Incorporating mindful strategies can improve chronic pain and insomnia
Mindfulness is defined as paying attention to the current moment. It’s a state of observing one’s own thoughts and feelings without passing judgment on them. To help visualize this, picture yourself as a mountain, sitting tall and wide. Clouds passing through you but never taking your attention.
When it comes to your health, mindfulness is an important strategy in treating a number of different conditions, including insomnia and chronic pain. One of the biggest issues that comes up when starting to practice mindfulness is how
to actually do it. When you are in the middle of a stressful work day or rushing to get out the door, how do you remember to check in with yourself?
We want to think about mindfulness in a similar way to how we think about driving a car. If you notice you are veering into the lane next to you, you would correct it by straightening out the steering wheel and getting back in your lane. We don’t necessarily need to be hyper-focused on staying in our lane and in fact, being overly focused on it can make things more difficult.
Practice Makes Perfect
While being mindful takes ongoing practice, here are some ideas that can help start the process.
1.) Set up certain times to practice
Meal times, while you take a walk in the morning, or before you go to bed. You want to pair the mindfulness practice with something you do regularly to create an association.
2) Use a physical item to help you remember your practice
A bracelet, fidget, or a resting pillow. This will help you remember to check in with yourself.
3) Set or make reminders
This can be phone reminders or sticky notes. Remember, this shouldn’t feel like a chore, more like a deep breath. Use is as a cue to let yourself relax.
Now that you’re ready to practice mindfulness, start by focusing on three main components: your physical body, slowing your breath, and paying attention to your thoughts. To relax your body, focus on your muscles and let them loosen and melt. Feel yourself getting comfortable, allowing your breath to get deeper and more gentle. And finally, tell yourself calming things, as opposed to more intense and stressful self-talk.

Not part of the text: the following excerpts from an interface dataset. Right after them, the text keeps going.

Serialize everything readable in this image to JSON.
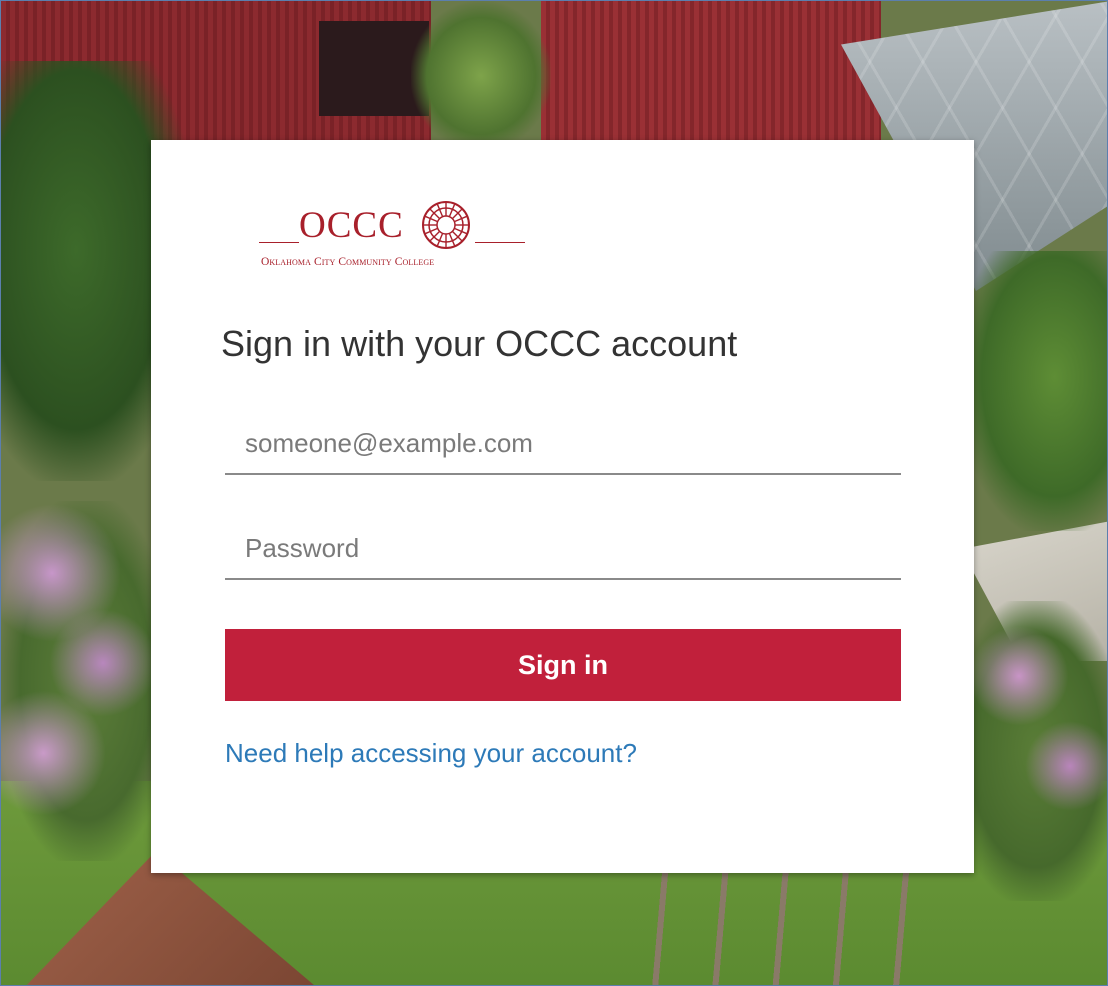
{
  "logo": {
    "name": "OCCC",
    "full_name": "Oklahoma City Community College",
    "brand_color": "#a8202b"
  },
  "login": {
    "heading": "Sign in with your OCCC account",
    "email_placeholder": "someone@example.com",
    "email_value": "",
    "password_placeholder": "Password",
    "password_value": "",
    "signin_label": "Sign in",
    "help_link": "Need help accessing your account?"
  },
  "colors": {
    "button": "#c1203b",
    "link": "#2d7ab8",
    "heading": "#333333"
  }
}
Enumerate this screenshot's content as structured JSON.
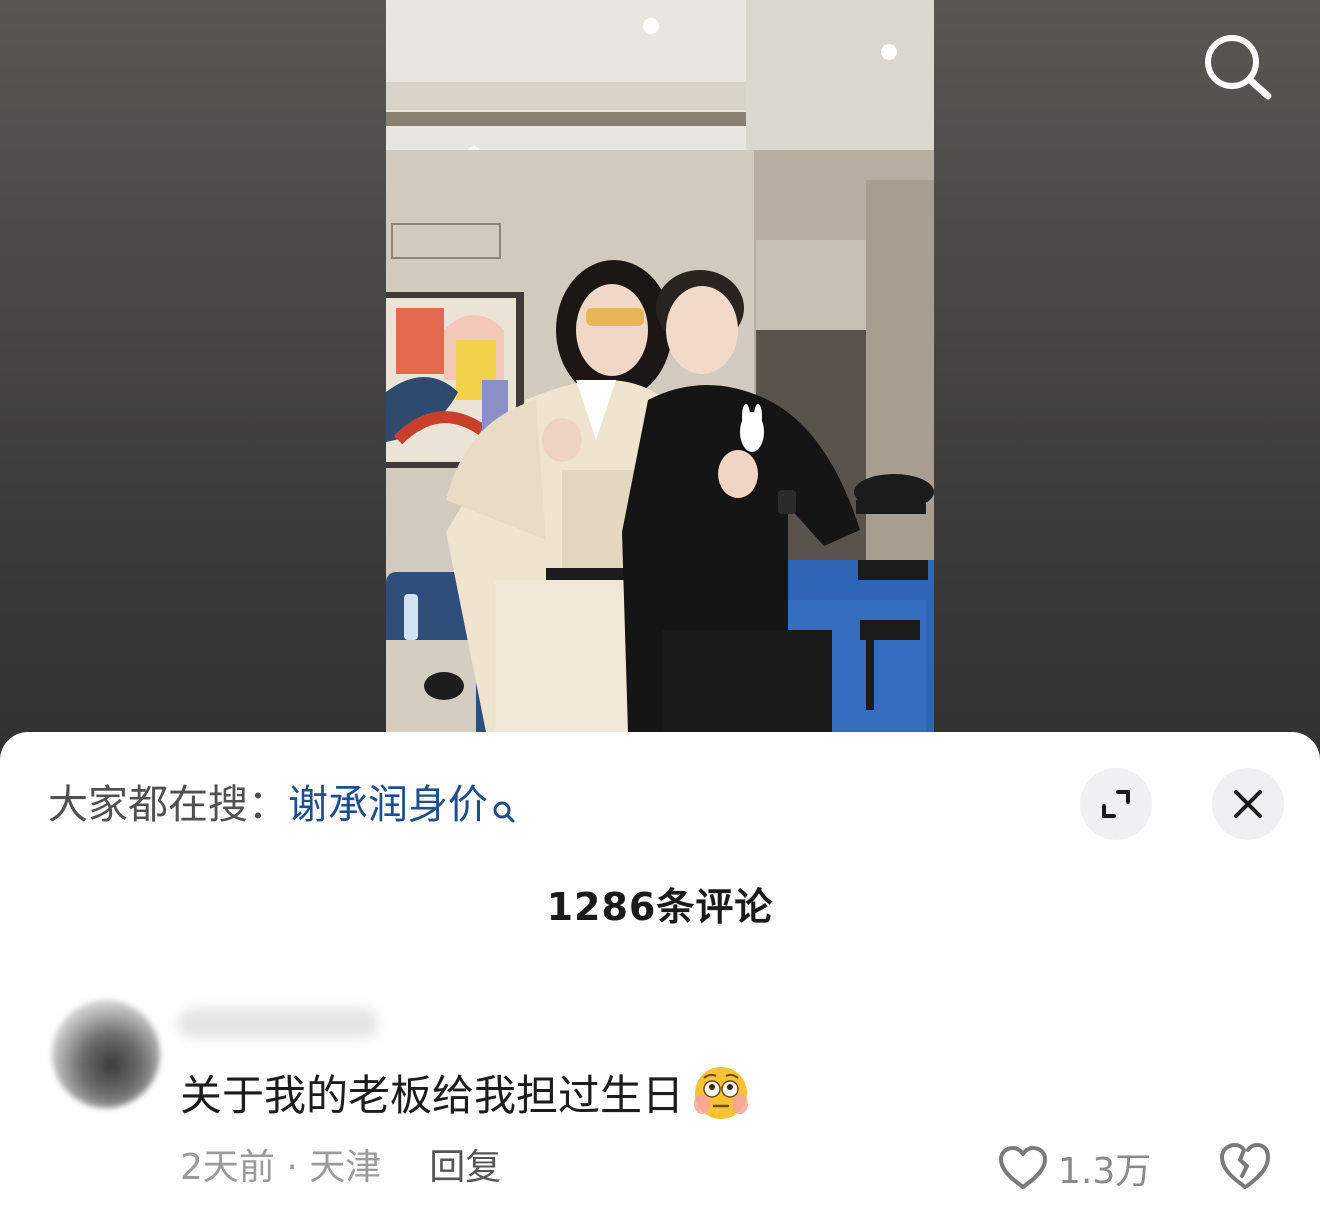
{
  "top_bar": {
    "search_icon": "search-icon"
  },
  "hot_search": {
    "prefix": "大家都在搜：",
    "query": "谢承润身价",
    "icon": "mini-search-icon"
  },
  "sheet": {
    "comment_count": "1286条评论",
    "expand_icon": "expand-icon",
    "close_icon": "close-icon"
  },
  "comment": {
    "text": "关于我的老板给我担过生日",
    "emoji": "flushed-face-emoji",
    "time": "2天前",
    "separator": " · ",
    "location": "天津",
    "reply_label": "回复",
    "like_count": "1.3万",
    "like_icon": "heart-icon",
    "dislike_icon": "broken-heart-icon"
  },
  "colors": {
    "link": "#1e4f8c",
    "meta": "#9b9b9b",
    "sheet_bg": "#ffffff",
    "button_bg": "#f0f0f2"
  }
}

This is something that takes practice and repetition so the brain can get used to it over time. If you’re interested in learning more about mindfulness and how to incorporate it into your daily routine, reach out to us at here